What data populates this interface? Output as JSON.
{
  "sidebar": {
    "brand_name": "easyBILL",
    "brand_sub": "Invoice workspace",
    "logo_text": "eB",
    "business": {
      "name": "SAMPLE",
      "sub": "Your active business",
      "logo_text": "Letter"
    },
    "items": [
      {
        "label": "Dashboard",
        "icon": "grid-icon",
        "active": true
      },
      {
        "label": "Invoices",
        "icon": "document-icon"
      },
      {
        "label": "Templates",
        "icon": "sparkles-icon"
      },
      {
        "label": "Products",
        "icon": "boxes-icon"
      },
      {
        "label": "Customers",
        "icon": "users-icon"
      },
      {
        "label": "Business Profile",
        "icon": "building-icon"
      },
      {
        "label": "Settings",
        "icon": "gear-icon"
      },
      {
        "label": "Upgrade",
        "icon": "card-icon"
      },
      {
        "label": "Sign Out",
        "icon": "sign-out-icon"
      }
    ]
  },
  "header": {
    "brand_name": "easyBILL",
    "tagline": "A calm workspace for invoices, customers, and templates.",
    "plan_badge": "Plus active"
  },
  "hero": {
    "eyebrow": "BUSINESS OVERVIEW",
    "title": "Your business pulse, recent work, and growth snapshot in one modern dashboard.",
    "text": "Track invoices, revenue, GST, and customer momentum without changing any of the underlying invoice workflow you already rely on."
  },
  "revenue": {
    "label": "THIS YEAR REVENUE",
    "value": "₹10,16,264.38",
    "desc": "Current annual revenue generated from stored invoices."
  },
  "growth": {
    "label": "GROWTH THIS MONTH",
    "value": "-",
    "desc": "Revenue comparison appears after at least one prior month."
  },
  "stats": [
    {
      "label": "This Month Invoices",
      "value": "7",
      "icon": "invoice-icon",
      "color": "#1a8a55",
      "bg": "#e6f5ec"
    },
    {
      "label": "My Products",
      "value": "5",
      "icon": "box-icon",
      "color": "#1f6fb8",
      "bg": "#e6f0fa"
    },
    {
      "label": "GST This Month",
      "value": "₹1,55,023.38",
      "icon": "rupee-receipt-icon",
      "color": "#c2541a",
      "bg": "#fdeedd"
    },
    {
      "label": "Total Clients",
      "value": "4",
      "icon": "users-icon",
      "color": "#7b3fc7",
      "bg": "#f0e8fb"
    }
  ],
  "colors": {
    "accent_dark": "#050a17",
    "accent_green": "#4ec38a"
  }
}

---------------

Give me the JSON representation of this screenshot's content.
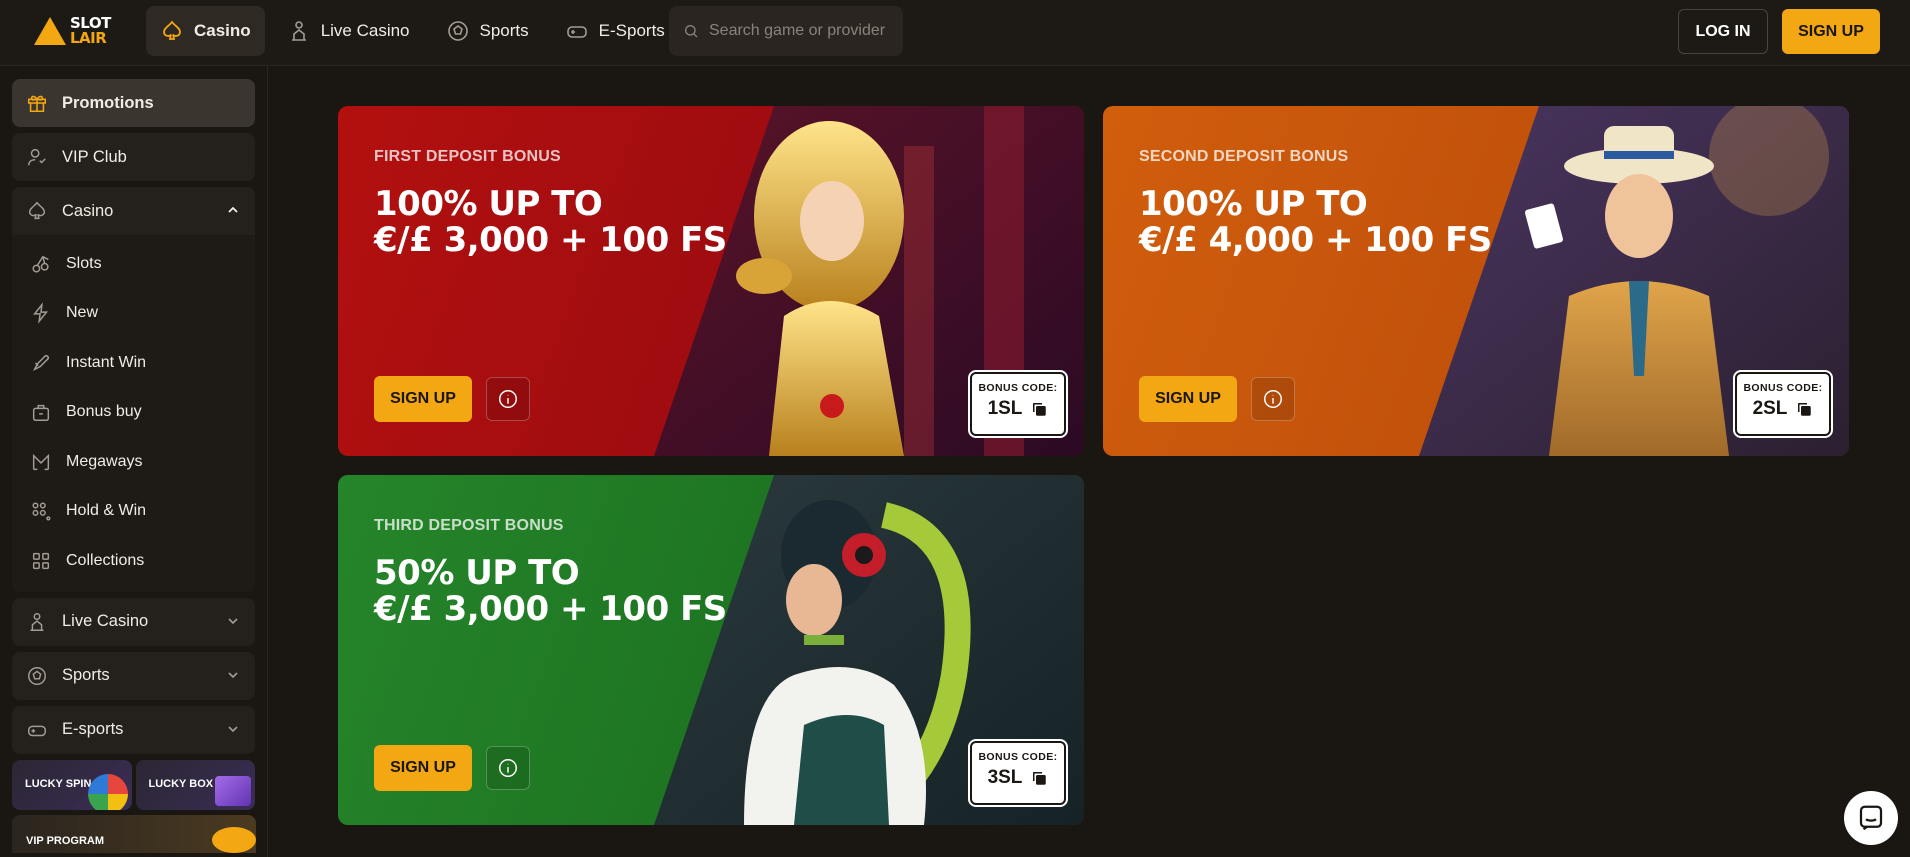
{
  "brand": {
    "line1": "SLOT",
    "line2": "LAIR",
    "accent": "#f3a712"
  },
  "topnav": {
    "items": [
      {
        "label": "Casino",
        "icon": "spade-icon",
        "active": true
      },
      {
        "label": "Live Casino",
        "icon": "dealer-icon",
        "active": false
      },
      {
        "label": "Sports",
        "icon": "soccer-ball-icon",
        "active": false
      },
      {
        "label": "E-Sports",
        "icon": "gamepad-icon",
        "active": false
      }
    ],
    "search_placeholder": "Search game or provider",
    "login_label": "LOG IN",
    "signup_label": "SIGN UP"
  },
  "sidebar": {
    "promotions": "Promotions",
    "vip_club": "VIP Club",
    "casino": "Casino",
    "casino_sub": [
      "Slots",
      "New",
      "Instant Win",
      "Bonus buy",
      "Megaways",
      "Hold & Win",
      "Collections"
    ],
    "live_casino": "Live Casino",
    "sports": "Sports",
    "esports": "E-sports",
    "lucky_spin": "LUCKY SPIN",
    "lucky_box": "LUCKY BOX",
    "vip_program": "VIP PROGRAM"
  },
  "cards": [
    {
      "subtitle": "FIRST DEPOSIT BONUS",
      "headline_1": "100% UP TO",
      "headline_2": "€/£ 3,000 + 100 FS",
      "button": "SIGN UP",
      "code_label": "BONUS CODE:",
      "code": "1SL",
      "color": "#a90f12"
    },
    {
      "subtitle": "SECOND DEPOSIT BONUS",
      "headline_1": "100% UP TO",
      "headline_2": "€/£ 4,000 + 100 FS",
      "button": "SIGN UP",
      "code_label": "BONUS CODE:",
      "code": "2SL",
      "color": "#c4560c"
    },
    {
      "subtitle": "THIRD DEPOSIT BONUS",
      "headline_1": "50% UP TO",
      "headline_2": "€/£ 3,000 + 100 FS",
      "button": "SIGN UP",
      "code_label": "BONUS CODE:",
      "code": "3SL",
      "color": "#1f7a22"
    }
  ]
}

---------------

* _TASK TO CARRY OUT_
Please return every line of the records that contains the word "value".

* _TASK RESPONSE_
    "value": "₹10,16,264.38",
    "value": "-",
      "value": "7",
      "value": "5",
      "value": "₹1,55,023.38",
      "value": "4",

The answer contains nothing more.